—Dermot Purgavie, “More and more divorcing couples are opting to end their union with a formal ceremony,” Sunday Express, June 17, 2001
1980 (earliest)
George Zweibel of Washington, D.C., son of the late Albert Zweibel, was unmarried last evening at a Silver Spring warehouse in a simple ceremony officiated by William Berinsky, a bass guitarist.

"Will you, George, continue to keep this woman as your wedded wife, love and comfort her, in sickness and in health, etc., etc.?" said Berinsky.

"No way," said George.

The guests cheered.

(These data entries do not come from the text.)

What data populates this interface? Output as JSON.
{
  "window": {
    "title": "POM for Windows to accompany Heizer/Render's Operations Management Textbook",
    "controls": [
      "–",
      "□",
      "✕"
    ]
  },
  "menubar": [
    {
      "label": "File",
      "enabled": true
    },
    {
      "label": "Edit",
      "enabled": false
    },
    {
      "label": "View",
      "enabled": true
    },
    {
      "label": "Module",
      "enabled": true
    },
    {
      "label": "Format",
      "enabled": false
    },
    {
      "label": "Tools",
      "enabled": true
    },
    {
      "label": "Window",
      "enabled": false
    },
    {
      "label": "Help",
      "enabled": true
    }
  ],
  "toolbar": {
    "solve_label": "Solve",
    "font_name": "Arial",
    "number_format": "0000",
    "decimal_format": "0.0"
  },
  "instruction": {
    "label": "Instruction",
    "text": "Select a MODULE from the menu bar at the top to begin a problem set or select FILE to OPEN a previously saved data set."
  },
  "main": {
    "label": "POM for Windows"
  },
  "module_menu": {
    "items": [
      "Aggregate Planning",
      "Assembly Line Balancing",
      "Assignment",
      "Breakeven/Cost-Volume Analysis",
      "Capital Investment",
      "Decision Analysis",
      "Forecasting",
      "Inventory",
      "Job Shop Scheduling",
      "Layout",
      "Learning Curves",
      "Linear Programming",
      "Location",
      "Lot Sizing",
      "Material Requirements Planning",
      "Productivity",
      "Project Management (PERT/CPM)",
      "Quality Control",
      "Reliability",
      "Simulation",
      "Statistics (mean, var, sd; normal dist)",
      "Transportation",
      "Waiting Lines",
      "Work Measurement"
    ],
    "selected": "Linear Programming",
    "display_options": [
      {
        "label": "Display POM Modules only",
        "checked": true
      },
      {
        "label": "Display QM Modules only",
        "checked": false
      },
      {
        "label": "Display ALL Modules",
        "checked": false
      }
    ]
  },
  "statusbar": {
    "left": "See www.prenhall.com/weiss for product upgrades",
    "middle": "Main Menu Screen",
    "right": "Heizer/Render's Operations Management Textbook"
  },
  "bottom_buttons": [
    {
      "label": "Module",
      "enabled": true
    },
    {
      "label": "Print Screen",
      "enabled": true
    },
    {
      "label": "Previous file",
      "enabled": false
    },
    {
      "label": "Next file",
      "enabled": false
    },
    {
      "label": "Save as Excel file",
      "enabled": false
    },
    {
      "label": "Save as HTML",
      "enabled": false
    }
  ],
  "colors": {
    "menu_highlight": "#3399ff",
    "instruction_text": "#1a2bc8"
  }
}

This was George Zweibel's official "unwedding," thrown by two cohorts to celebrate his messy divorce granted July 1. "This is the happiest day of my life," said Zweibel.
—Elisabeth Bumiller, “Tying the Not,” The Washington Post, July 19, 1980
To divorce lecturer and author Rabbi Earl Grollman of Temple Beth El in Belmont, Mass., divorce can be even more traumatic then death. 'The big difference is, death has closure, it's over,' says Grollman, who performs divorce ceremonies for families. 'With divorce, it's never over.'
—Linda Bird Franke, “The Children of Divorce,” Newsweek, February 11, 1980